Fleeing a past they can no longer remember, Pew wakes on a church bench, surrounded by curious strangers. Pew doesn’t have a name, they’ve forgotten it. Pew doesn’t know if they’re a girl or a boy, a child or an almost-adult. Is Pew an orphan, or something worse? And what terrible trouble are they running from? Pew won’t speak, but the men and women of this small, god-fearing town are full of questions. As the days pass, their insistent clamour will build from a murmur to a roar, as both the innocent and the guilty come undone in the face of Pew’s silence
Catherine Lacey, Pew (Granta)
Catherine Lacey is the author of the novels The Answers and Nobody Is Ever Missing, and the collection of stories Certain American States. She has won a Whiting Award, was a finalist for the NYPL's Young Lions Fiction Award, and was named one of Granta's Best Young American Novelists. Her books have been translated into French, Italian, Spanish, Dutch & German. She was born in Mississippi and is based in Chicago.
[photo credit: Willy Somma]
Luster by Raven Leilani (Farrar, Straus and Giroux/Picador)

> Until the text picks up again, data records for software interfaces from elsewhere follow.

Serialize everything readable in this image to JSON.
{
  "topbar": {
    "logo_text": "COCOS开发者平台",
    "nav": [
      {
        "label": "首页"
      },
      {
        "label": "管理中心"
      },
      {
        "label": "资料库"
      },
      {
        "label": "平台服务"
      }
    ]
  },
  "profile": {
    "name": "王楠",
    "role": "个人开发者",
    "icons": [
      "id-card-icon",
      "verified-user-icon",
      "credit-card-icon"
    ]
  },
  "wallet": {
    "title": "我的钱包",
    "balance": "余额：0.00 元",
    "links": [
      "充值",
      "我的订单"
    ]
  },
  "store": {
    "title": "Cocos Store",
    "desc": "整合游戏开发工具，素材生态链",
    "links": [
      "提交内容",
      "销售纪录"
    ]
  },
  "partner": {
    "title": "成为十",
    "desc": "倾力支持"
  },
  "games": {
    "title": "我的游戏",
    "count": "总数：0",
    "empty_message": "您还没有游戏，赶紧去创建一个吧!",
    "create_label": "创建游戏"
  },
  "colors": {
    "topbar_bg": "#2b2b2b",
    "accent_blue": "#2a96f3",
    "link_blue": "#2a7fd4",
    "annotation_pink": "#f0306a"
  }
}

Edie is just trying to survive. She’s messing up in her dead-end admin job in her all-white office, is sleeping with all the wrong men, and has failed at the only thing that meant anything to her, painting. No one seems to care that she doesn’t really know what she’s doing with her life beyond looking for her next hook-up. And then she meets Eric, a white, middle-aged archivist with a suburban family, including a wife who has sort-of-agreed to an open marriage and an adopted black daughter who doesn’t have a single person in her life who can show her how to do her hair. As if navigating the constantly shifting landscape of sexual and racial politics as a young black woman wasn’t already hard enough, with nowhere else left to go, Edie finds herself falling head-first into Eric’s home and family. Razor sharp, provocatively page-turning and surprisingly tender, Luster by Raven Leilani is a painfully funny debut about what it means to be young now.

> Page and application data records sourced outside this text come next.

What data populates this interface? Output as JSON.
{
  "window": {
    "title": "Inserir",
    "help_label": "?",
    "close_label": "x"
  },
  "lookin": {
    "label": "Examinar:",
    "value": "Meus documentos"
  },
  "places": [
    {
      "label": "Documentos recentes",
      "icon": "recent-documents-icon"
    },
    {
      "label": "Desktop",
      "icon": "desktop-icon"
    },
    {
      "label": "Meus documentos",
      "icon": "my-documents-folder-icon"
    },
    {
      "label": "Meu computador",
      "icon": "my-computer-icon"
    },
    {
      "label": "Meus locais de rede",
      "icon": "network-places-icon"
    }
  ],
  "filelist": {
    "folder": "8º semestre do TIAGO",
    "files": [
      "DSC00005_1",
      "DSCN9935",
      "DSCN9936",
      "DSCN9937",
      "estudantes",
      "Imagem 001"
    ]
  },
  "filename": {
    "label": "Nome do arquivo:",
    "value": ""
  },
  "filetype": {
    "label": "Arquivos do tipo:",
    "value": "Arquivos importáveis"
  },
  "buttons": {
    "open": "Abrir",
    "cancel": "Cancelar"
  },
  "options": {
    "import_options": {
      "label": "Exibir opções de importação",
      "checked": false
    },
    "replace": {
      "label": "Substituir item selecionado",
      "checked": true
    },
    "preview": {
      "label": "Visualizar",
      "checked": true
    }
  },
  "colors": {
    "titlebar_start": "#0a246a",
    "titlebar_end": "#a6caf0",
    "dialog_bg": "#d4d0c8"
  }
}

Raven Leilani, Luster (Farrar, Straus and Giroux/Picador)
Raven Leilani’s work has been published in Granta, The Yale Review, McSweeney’s Quarterly Concern, Conjunctions, The Cut, and New England Review, among other publications. She received her MFA from NYU and was an Axinn Foundation Writer-in-Residence. Luster is her first novel.
[photo credit: Nina Subin]
My Dark Vanessa by Kate Elizabeth Russell (HarperCollins, 4th Estate)
Vanessa Wye was fifteen-years-old when she first had sex with her English teacher. She is now thirty-two and in the storm of allegations against powerful men in 2017, the teacher, Jacob Strane, has just been accused of sexual abuse by another former student. Vanessa is horrified by this news, because she is quite certain that the relationship she had with Strane wasn't abuse. It was love. She's sure of that. Forced to rethink her past, to revisit everything that happened, Vanessa has to redefine the great love story of her life – her great sexual awakening – as rape. Now she must deal with the possibility that she might be a victim, and just one of many. Nuanced, uncomfortable, bold and powerful, My Dark Vanessa goes straight to the heart of some of the most complex issues of our age.
Kate Elizabeth Russell, My Dark Vanessa (HarperCollins, 4th Estate)
Kate Elizabeth Russell is originally from eastern Maine. She holds a PhD in creative writing from the University of Kansas and an MFA from Indiana University. My Dark Vanessa is her first novel.
- Prize Homepage
- About the prize
- Previous Winners
- How to enter
- 2021 Shortlist
- 2021 Longlist
- Judging Panel
- 'Bookends' Podcast
- Blog Tour 2020
- Award Ceremony 2021
- Data Protection
- Contact Us - Dylan Thomas Prize
- Swansea University Dylan Thomas Prize at the Jaipur Literary Festival 2020
- Support the Prize